The lens is a tissue located behind the pupil that is responsible for focusing light into the retina (the back of the eye). A cataract usually forms as you get older. As a cataract grows and clouds more of the lens you may find that performing normal tasks, such as reading and driving, become more difficult.

Symptoms of cataracts may include:
 

  • Vision that is cloudy, blurry, foggy, or filmy
  • Sudden nearsightedness or sudden improvement in close-up vision
  • Changes in the way you see color, especially yellow
  • Problems driving at night because oncoming headlights are distracting
  • Double vision

What causes it?

The most common type of cataract occurs as we age. There are also cataracts that develop in babies (congenital cataracts), cataracts that occur as a result of disease (diabetes, for example), taking certain medications or exposure to toxic substance, and cataracts that form after an injury to the eye. Cataracts occur when there is a buildup of protein in which makes the lens cloudy. No one knows what causes the buildup of protein, although research indicates that exposure to ultraviolet (UV) light, diet, smoking, consuming large amounts of alcohol, and exposure to air pollution, may be factors.

How is it treated?

Cataracts are removed during surgery. Cataract surgery is the most common operation performed in the U.S., and is considered one of the safest. Nearly 98% of all cataract surgeries are completed each year without serious complications. During cataract surgery, the surgeon removes the clouded lens and replaces it with a plastic lens, called an intraocular lens (IOL).

The IOLs implanted today usually provide very good vision. After cataract surgery is completed you are likely to be less dependent on eyeglasses. Cataract surgery is usually performed under local anesthesia in an outpatient operating room, so you don’t have to stay in the hospital.
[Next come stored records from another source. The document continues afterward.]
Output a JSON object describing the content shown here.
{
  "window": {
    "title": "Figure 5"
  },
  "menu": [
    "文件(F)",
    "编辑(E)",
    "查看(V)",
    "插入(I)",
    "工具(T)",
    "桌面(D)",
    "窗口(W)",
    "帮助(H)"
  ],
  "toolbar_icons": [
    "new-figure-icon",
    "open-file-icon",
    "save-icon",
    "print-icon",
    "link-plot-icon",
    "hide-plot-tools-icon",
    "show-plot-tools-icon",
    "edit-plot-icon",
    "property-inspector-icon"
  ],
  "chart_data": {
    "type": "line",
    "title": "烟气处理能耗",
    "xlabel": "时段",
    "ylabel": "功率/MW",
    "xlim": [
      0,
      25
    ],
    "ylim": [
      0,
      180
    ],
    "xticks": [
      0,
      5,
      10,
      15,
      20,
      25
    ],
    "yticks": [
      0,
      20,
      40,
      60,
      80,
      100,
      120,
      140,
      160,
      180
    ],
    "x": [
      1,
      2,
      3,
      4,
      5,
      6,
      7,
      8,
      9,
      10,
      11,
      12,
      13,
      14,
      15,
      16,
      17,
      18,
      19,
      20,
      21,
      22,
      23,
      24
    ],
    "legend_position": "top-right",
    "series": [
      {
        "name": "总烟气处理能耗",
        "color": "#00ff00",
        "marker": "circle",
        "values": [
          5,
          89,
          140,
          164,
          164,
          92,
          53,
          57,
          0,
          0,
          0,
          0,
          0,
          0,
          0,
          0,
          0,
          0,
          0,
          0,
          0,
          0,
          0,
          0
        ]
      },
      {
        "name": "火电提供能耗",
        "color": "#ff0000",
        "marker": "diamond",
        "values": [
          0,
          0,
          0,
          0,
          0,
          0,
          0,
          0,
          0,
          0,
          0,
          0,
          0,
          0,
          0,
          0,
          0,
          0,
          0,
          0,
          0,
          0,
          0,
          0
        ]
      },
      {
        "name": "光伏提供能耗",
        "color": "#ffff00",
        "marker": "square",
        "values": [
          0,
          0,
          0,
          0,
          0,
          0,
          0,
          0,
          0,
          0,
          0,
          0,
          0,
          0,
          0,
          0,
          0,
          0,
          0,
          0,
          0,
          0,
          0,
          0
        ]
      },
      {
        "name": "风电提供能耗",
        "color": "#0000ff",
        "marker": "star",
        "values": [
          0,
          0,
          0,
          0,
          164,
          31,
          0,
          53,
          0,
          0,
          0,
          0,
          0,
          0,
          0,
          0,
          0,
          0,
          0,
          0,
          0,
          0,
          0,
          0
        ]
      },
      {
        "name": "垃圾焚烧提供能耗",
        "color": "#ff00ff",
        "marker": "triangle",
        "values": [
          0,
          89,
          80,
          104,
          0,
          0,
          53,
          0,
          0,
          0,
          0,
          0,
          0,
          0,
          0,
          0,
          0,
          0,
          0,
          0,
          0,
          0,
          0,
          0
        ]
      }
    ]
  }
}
Surgeons usually don’t remove cataracts in both eyes at the same time. You will be scheduled for separate surgeries.